Incoming Mexican President Enrique Pena Nieto will inherit a drug war that has cost more than 47,000 lives since 2006. He’s betting that the Colombian general who helped take down kingpin Pablo Escobar will help him win.
Colombia, Latin America’s murder capital when Pablo Escobar ran the Medellin drug cartel in the 1980s, produced the region’s best risk-adjusted stock returns over the past decade as improved security bolstered economic growth and foreign investment.
The last time Javier Diaz saw his father was when he was 14 and Colombian paramilitaries accused the elder Diaz of supporting guerrillas.
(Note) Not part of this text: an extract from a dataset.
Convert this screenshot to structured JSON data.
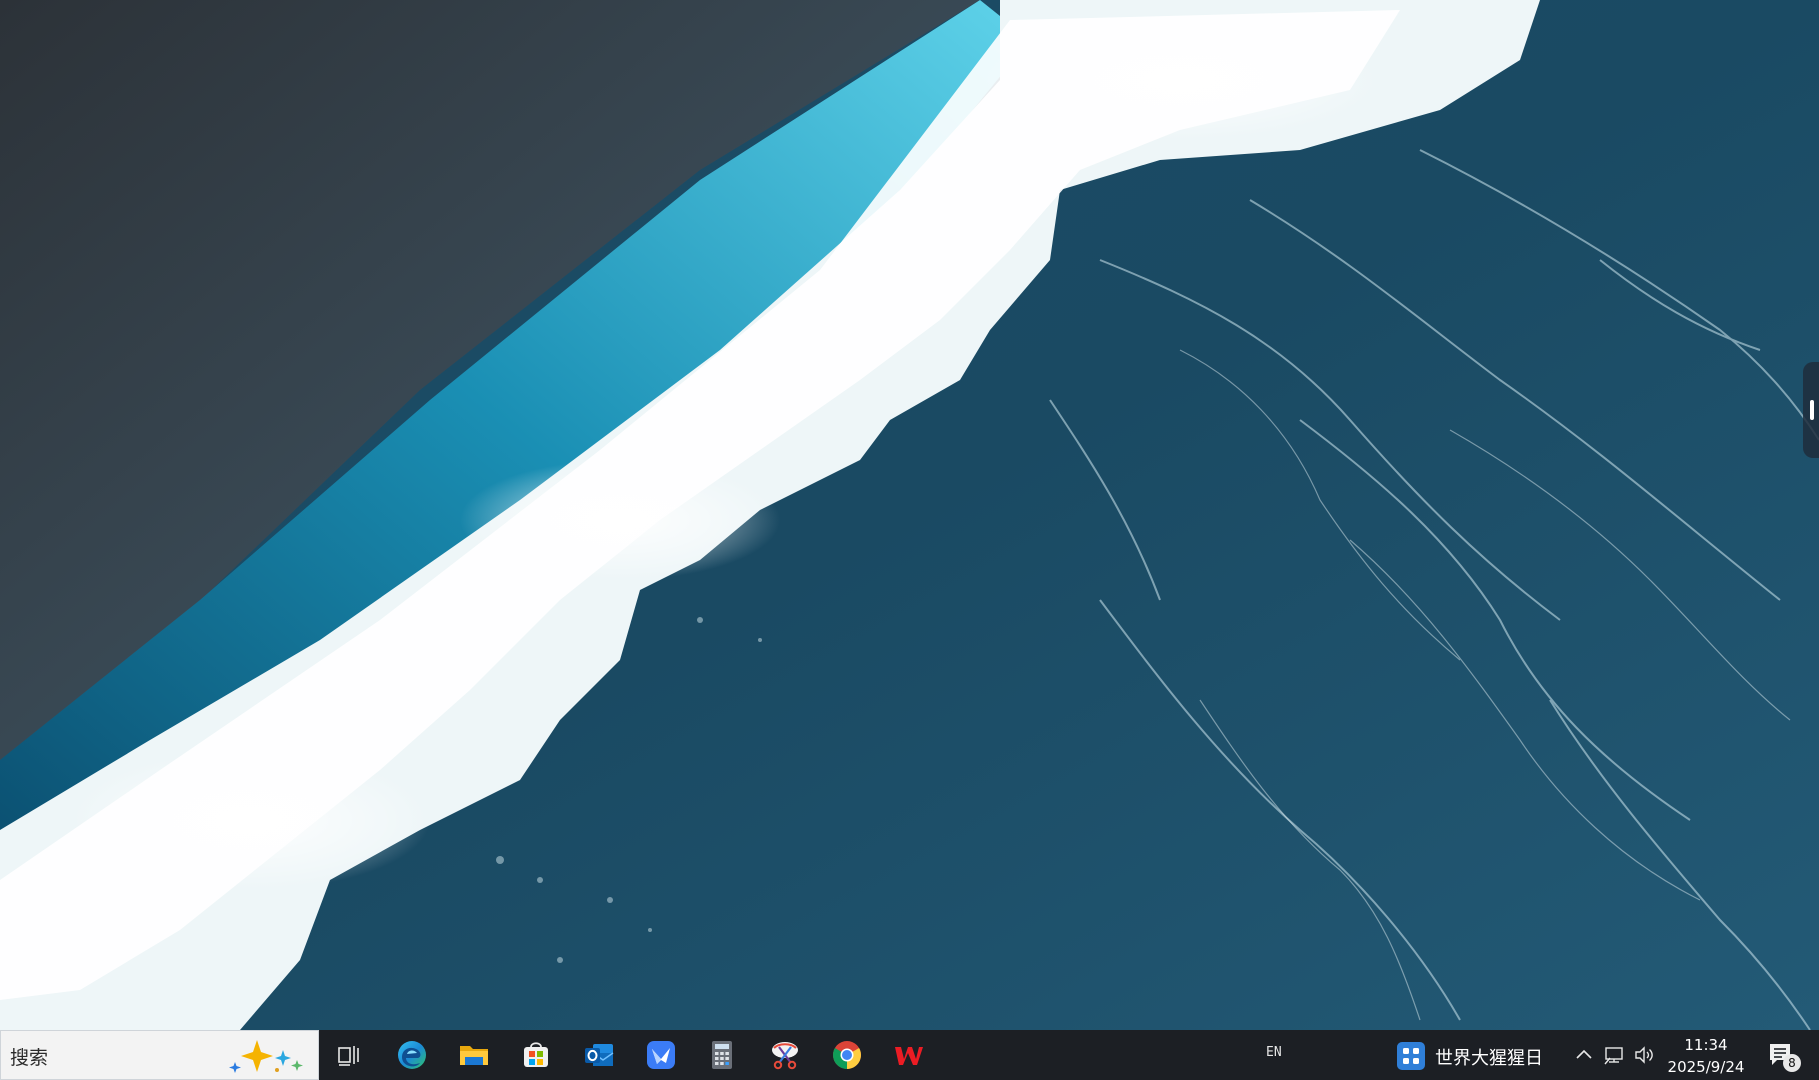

That was equal to a death threat at the height of Colombia’s now five-decades-long internal war.
Thirteen-time Colombian champion Millonarios, once owned by a drug cartel billionaire, plans to become Latin America’s first soccer team outside Chile to list shares as new owners and a Harvard University-trained turnaround specialist lead it out of bankruptcy.
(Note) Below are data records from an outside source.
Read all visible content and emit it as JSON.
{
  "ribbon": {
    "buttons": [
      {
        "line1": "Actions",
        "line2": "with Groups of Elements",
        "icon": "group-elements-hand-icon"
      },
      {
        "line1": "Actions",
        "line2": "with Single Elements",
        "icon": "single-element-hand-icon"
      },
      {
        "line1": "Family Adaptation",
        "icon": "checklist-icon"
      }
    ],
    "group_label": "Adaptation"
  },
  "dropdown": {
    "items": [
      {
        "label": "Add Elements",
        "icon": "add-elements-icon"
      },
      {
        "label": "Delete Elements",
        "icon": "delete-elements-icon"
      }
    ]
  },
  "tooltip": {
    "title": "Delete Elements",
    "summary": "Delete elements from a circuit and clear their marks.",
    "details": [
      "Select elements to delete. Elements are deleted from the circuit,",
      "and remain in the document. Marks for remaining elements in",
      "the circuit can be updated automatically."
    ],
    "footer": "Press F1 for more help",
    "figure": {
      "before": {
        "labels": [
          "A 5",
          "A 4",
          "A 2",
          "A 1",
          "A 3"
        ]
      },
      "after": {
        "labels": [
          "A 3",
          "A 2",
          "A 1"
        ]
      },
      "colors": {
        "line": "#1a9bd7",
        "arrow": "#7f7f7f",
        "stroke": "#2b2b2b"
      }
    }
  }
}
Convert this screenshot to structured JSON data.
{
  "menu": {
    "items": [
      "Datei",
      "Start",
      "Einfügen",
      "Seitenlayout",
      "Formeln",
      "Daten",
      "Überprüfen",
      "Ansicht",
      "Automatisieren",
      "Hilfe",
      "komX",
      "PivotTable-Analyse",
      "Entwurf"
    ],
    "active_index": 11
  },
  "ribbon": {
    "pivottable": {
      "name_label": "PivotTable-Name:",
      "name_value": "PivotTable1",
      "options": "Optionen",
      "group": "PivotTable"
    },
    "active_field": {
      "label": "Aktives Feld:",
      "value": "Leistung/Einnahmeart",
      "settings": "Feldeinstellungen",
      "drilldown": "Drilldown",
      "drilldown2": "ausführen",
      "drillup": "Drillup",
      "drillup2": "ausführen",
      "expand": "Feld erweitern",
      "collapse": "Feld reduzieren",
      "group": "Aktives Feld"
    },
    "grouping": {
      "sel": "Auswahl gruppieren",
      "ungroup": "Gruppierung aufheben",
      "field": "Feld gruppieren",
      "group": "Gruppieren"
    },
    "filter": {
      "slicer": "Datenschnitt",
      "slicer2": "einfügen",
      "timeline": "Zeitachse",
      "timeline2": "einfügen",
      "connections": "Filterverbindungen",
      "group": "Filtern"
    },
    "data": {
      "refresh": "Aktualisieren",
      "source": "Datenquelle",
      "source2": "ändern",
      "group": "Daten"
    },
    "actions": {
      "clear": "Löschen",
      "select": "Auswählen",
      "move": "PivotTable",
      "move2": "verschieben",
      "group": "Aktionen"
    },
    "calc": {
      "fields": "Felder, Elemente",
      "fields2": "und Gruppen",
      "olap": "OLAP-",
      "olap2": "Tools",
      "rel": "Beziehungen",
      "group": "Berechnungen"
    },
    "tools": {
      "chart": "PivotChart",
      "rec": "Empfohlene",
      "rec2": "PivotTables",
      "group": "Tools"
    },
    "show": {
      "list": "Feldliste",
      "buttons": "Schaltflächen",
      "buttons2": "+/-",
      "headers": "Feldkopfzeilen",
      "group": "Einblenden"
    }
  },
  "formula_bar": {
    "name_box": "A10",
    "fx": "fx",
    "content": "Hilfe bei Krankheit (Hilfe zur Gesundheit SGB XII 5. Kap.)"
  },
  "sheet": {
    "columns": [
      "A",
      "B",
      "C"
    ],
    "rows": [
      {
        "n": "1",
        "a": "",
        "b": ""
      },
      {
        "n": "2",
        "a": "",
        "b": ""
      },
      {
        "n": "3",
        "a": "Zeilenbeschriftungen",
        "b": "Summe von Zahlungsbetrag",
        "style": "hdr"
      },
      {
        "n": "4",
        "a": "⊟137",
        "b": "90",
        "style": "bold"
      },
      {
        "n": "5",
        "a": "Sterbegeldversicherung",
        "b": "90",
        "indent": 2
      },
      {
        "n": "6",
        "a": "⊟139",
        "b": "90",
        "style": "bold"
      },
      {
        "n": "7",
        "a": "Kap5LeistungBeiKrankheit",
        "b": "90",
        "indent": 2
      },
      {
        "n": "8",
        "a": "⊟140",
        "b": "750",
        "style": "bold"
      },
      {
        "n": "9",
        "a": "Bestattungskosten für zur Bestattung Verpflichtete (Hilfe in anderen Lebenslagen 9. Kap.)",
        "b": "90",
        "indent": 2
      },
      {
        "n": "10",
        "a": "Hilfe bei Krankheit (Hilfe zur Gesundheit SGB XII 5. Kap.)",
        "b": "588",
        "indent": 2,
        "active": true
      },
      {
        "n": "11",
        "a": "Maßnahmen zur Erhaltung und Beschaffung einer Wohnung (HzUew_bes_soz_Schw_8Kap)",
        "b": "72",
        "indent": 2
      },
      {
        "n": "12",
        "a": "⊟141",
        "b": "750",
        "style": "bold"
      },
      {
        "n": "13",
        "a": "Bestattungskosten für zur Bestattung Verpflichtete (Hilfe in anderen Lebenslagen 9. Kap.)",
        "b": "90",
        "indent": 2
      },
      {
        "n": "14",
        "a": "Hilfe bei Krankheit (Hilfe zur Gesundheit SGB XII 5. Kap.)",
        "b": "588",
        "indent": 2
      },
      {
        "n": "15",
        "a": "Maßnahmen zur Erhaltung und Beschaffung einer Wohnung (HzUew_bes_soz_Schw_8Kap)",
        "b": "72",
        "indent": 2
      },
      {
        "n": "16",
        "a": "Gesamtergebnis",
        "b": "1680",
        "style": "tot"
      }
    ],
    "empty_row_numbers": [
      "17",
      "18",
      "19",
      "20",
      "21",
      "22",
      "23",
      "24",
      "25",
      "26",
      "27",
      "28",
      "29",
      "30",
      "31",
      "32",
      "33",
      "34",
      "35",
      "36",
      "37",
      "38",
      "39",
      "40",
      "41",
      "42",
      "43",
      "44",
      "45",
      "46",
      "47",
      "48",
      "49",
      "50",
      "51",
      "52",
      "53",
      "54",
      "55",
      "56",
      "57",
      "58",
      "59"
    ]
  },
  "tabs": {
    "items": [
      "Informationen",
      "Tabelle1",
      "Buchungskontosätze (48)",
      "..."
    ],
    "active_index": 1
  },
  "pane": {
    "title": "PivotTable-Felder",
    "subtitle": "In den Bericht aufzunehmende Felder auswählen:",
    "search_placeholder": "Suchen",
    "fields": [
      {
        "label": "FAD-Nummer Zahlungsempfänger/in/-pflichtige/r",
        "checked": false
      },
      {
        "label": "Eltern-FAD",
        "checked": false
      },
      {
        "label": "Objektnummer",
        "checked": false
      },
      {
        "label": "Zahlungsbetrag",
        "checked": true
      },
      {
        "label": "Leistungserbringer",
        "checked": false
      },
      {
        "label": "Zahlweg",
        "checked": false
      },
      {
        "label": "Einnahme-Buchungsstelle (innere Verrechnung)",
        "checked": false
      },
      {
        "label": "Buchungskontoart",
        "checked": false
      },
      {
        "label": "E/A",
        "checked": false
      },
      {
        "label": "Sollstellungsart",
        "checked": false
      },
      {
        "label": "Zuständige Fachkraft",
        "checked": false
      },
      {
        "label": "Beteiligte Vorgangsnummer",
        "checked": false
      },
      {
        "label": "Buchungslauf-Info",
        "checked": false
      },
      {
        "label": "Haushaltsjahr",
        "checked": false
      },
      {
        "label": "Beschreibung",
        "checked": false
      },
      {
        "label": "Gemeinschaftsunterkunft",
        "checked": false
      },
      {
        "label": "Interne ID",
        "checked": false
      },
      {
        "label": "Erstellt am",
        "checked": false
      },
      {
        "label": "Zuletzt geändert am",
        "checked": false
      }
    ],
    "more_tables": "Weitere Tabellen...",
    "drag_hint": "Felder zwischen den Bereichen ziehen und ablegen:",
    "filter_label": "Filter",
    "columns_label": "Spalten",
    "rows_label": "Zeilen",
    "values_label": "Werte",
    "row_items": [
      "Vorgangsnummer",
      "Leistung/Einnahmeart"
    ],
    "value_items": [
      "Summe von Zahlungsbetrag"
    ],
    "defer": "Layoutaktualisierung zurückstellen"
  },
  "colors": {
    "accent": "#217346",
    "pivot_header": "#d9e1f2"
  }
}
Mexican presidential frontrunner Enrique Pena Nieto named General Oscar Naranjo, the former head of the Colombian national police, as his top security adviser, pledging to launch a more effective fight against the nation’s drug cartels should he win the election in two weeks.
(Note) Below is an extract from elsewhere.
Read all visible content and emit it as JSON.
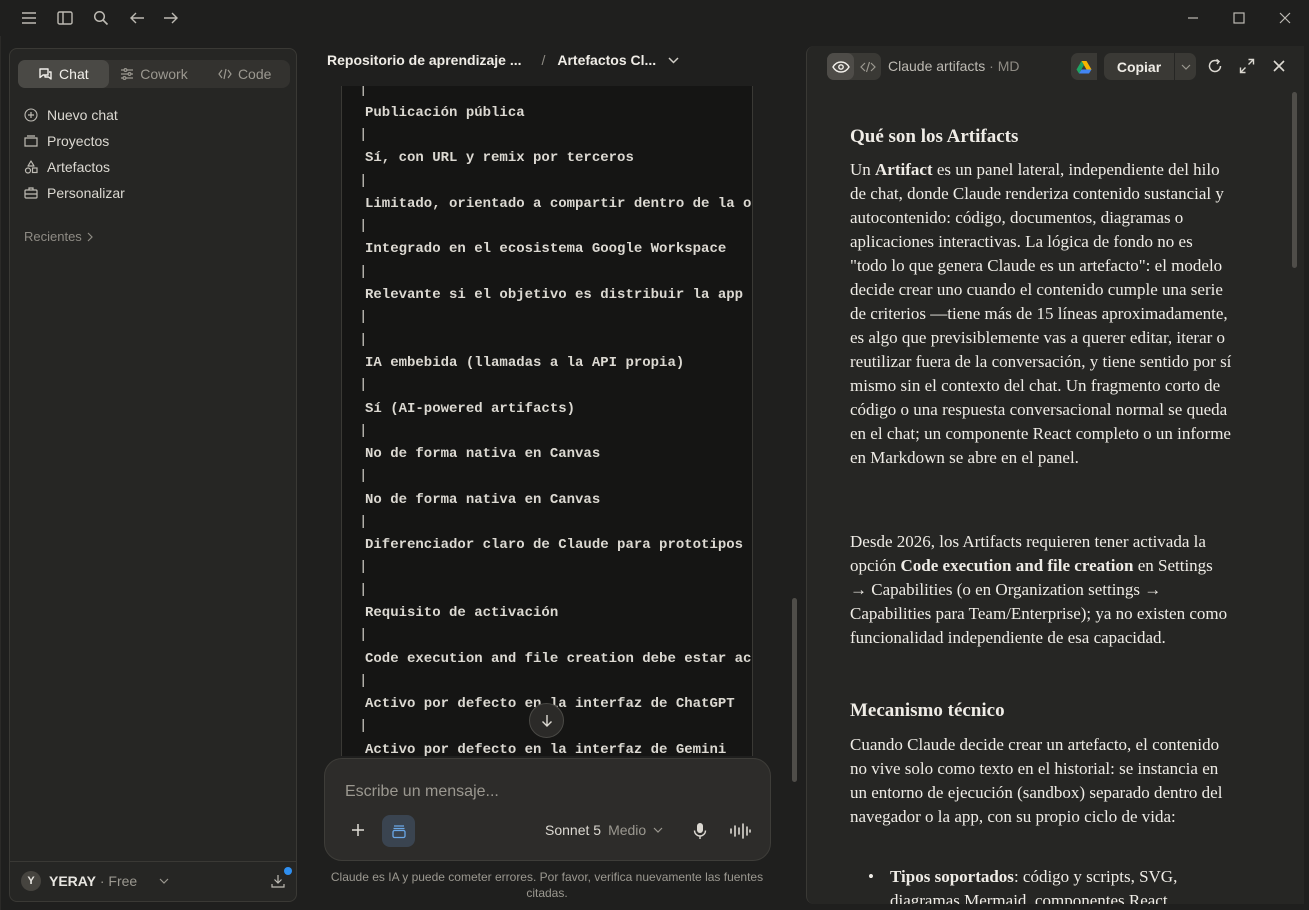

Billionaire investor Sam Zell’s Equity International is in talks to invest in Mexican and Colombian real-estate firms as economic growth prospects outweigh drug-fueled violence, Chief Executive Officer Gary Garrabrant said.